Puvvada has been teaching design courses in digital logic design, computer architecture, and microprocessors. He takes time to design challenging laboratory exercises and projects which improved design skills among our students. Students learn faster and retain longer when taught through fitting examples. Using FPGA boards, USC CEng students have been able to implement pipelined CPU, cache, FIFOs, and several other simple but effective designs.
Raghavendra’s current research focuses on wireless and sensor networks and delay/disruption tolerant networks. His pioneering work is on energy efficient MAC, routing, and broadcasting protocols. He has worked on energy resource management in a number of sensor network applications including data gathering and situation awareness. He has worked extensively on parallel and distributed systems, interconnection networks, and fault tolerant computing.
Redekopp serves as a teaching faculty primarily in the area of digital design and computer architecture. He has also developed several new and novel courses including a hands-on introductory course to the Computer Engineering and Computer Science major as well as a programming course for electrical and biomedical engineers that focuses on problem solving skills in the context of field-specific problems. Mark has also added hands-on lab components to several courses as well as being involved in the development and implementation of an interdisciplinary capstone design course that integrates students from marketing, fine arts, and engineering schools to develop a new product and its marketing materials. Mark serves on the Division of Engineering Education at USC which is charged with developing novel and innovative curricular changes to the engineering curriculum.

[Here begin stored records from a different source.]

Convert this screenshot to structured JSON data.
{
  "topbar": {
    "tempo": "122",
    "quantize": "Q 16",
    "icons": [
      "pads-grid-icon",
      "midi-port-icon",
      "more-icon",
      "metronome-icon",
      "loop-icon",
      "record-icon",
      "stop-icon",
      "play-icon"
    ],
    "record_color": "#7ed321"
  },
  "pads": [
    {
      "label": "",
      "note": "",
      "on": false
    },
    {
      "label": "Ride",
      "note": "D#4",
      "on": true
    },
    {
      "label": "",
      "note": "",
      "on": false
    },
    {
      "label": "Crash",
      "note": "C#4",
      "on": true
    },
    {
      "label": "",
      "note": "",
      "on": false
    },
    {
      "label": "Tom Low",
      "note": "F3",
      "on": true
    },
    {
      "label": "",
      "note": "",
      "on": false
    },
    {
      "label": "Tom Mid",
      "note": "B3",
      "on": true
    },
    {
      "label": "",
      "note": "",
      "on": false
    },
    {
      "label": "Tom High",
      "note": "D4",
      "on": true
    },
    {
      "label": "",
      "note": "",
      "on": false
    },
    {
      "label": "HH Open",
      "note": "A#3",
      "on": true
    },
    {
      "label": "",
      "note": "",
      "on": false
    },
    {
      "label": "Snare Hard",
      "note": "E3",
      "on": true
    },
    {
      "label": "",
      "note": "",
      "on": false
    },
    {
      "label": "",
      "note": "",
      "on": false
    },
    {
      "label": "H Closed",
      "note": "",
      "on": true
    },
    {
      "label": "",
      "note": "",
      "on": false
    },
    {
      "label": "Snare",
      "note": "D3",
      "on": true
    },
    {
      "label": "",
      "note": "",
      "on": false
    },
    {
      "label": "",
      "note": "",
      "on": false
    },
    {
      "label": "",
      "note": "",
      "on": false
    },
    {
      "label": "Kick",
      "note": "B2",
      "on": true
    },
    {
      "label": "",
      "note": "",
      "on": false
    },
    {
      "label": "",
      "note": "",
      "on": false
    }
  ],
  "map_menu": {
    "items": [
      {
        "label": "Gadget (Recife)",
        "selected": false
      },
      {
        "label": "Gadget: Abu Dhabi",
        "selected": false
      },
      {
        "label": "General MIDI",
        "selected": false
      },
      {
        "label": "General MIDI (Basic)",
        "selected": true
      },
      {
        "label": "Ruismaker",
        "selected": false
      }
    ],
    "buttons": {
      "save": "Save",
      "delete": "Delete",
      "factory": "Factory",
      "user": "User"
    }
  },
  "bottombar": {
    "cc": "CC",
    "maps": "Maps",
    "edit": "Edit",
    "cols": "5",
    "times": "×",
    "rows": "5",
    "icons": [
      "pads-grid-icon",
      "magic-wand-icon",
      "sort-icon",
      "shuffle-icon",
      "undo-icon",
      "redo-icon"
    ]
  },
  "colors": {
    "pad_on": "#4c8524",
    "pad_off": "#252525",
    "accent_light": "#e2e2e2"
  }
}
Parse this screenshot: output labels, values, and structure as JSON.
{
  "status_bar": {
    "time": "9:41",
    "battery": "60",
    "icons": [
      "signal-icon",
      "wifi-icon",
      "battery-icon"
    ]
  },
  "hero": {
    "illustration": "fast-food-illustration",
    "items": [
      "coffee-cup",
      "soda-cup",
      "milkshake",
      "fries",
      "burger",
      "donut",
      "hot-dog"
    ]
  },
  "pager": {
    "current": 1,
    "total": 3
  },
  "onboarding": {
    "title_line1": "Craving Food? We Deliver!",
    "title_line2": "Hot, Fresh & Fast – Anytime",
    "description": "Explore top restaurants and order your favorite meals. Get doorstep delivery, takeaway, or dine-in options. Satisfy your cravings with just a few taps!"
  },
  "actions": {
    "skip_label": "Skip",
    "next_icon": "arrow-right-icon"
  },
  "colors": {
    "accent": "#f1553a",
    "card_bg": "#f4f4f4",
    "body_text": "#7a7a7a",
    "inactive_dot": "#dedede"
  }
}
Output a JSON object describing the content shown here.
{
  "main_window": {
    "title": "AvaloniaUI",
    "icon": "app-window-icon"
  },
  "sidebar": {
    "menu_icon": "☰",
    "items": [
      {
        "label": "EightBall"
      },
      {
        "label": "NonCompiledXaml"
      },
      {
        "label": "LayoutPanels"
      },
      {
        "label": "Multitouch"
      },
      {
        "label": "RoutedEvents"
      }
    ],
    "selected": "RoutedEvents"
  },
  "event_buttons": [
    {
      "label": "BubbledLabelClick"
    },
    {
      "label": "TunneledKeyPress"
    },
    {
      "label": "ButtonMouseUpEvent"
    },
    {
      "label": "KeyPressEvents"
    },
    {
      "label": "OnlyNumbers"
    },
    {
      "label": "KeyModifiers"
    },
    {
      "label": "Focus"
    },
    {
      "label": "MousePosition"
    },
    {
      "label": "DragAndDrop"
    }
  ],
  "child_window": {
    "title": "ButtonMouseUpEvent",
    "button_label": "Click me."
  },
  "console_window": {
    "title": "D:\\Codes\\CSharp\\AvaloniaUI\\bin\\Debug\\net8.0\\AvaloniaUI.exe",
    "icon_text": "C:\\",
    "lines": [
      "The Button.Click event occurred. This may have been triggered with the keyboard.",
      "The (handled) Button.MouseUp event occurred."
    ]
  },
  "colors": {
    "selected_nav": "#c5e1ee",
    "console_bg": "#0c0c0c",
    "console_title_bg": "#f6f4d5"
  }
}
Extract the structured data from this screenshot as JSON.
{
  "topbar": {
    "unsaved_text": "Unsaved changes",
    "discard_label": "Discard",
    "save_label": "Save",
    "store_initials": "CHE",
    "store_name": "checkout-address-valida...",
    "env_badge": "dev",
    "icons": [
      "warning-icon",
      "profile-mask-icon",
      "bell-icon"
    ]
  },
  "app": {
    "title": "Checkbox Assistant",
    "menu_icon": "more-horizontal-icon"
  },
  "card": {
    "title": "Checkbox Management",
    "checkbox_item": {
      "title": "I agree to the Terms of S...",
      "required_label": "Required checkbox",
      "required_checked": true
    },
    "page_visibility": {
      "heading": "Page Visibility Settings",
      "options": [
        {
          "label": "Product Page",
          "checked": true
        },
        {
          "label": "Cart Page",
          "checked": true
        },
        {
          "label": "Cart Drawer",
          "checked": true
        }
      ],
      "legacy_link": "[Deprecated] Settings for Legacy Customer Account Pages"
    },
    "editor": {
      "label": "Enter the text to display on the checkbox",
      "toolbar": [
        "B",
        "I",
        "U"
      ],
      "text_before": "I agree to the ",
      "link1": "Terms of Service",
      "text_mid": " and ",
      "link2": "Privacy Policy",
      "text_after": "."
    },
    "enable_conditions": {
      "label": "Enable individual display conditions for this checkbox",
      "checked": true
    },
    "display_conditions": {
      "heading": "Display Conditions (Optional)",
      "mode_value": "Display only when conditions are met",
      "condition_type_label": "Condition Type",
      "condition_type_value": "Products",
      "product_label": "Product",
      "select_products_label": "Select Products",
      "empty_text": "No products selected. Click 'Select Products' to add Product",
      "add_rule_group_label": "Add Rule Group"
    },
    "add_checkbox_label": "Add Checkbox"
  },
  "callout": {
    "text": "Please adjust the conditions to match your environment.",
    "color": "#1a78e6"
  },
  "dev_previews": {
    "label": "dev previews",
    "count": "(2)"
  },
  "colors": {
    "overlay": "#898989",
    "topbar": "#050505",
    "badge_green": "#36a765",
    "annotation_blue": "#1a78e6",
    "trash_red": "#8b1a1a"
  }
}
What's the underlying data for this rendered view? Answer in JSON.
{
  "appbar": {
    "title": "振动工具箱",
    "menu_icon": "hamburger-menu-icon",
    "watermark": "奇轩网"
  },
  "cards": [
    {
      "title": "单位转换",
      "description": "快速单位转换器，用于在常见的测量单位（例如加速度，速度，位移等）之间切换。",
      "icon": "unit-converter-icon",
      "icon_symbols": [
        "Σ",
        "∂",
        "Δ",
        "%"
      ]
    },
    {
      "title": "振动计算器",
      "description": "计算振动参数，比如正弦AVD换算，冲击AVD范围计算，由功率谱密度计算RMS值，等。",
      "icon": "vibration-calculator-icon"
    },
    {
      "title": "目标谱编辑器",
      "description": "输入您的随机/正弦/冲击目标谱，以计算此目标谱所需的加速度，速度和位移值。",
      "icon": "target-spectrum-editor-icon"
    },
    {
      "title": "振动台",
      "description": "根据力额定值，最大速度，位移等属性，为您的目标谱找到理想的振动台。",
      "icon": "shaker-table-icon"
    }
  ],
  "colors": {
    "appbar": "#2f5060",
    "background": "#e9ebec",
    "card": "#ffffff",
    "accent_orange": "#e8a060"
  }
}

Silvester's primary research area is performance analysis and optimization of computer and communication networks. He did some of the earliest work on multi-hop packet radio networks exploring power control tradeoffs between progress toward the destination and interference with other nodes. He has also worked on traffic analysis and management for both wireless and high speed optical networks. In recent years, he was vice-provost for academic computing and scholarly technology at USC during the decade that the University transitioned into the digital information age as the world-wide-web burst onto the scene. He has played a major role in the development of high performance optical networks for the research and education community at regional, national and international scales through his leadership in CENIC, Internet2, the National LambdaRail, and international network connectivity projects.
From 1969 through 1988 Ung spent half of his time doing test and evaluation of weapons systems at the US Army White Sands Missile Range. Through his work, he was chosen by Society for Comp Simulation to chair three consecutive Aerospace Conferences in 1984, ’86, and ’88. In those conferences he also acted as Editor of the proceedings. He also consulted for other branches of the military and the allies. At USC he has been teaching Real-Time computer systems where students are guided to do hardware-in-the-loop systems based upon his military experience.